Work instructions
A word-for-word restatement of every record is required.

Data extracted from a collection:
=== Section Start ===

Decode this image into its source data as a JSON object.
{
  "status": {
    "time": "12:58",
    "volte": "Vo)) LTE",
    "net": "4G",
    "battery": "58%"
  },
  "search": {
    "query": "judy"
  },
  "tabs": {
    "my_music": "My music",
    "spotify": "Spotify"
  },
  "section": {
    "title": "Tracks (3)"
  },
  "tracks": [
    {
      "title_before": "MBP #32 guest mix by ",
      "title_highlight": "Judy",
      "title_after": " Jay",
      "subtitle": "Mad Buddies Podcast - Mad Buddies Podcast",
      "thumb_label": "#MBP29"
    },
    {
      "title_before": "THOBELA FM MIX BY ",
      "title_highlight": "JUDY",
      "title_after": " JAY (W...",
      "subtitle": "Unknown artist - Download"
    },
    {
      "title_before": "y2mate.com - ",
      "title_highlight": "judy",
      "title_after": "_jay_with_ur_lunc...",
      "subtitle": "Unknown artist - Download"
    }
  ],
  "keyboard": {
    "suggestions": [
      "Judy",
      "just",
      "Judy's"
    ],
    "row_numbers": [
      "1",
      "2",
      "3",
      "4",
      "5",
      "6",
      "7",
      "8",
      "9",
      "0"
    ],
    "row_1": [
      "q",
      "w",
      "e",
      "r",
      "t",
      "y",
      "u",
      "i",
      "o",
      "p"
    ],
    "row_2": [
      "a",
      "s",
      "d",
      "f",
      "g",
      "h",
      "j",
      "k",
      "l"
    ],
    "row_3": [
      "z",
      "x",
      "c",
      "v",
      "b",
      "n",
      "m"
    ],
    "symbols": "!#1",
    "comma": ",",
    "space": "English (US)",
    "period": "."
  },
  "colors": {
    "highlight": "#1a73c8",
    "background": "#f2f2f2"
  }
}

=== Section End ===

Answer section
Decode this image into its source data as a JSON object.
{
  "status": {
    "time": "12:58",
    "volte": "Vo)) LTE",
    "net": "4G",
    "battery": "58%"
  },
  "search": {
    "query": "judy"
  },
  "tabs": {
    "my_music": "My music",
    "spotify": "Spotify"
  },
  "section": {
    "title": "Tracks (3)"
  },
  "tracks": [
    {
      "title_before": "MBP #32 guest mix by ",
      "title_highlight": "Judy",
      "title_after": " Jay",
      "subtitle": "Mad Buddies Podcast - Mad Buddies Podcast",
      "thumb_label": "#MBP29"
    },
    {
      "title_before": "THOBELA FM MIX BY ",
      "title_highlight": "JUDY",
      "title_after": " JAY (W...",
      "subtitle": "Unknown artist - Download"
    },
    {
      "title_before": "y2mate.com - ",
      "title_highlight": "judy",
      "title_after": "_jay_with_ur_lunc...",
      "subtitle": "Unknown artist - Download"
    }
  ],
  "keyboard": {
    "suggestions": [
      "Judy",
      "just",
      "Judy's"
    ],
    "row_numbers": [
      "1",
      "2",
      "3",
      "4",
      "5",
      "6",
      "7",
      "8",
      "9",
      "0"
    ],
    "row_1": [
      "q",
      "w",
      "e",
      "r",
      "t",
      "y",
      "u",
      "i",
      "o",
      "p"
    ],
    "row_2": [
      "a",
      "s",
      "d",
      "f",
      "g",
      "h",
      "j",
      "k",
      "l"
    ],
    "row_3": [
      "z",
      "x",
      "c",
      "v",
      "b",
      "n",
      "m"
    ],
    "symbols": "!#1",
    "comma": ",",
    "space": "English (US)",
    "period": "."
  },
  "colors": {
    "highlight": "#1a73c8",
    "background": "#f2f2f2"
  }
}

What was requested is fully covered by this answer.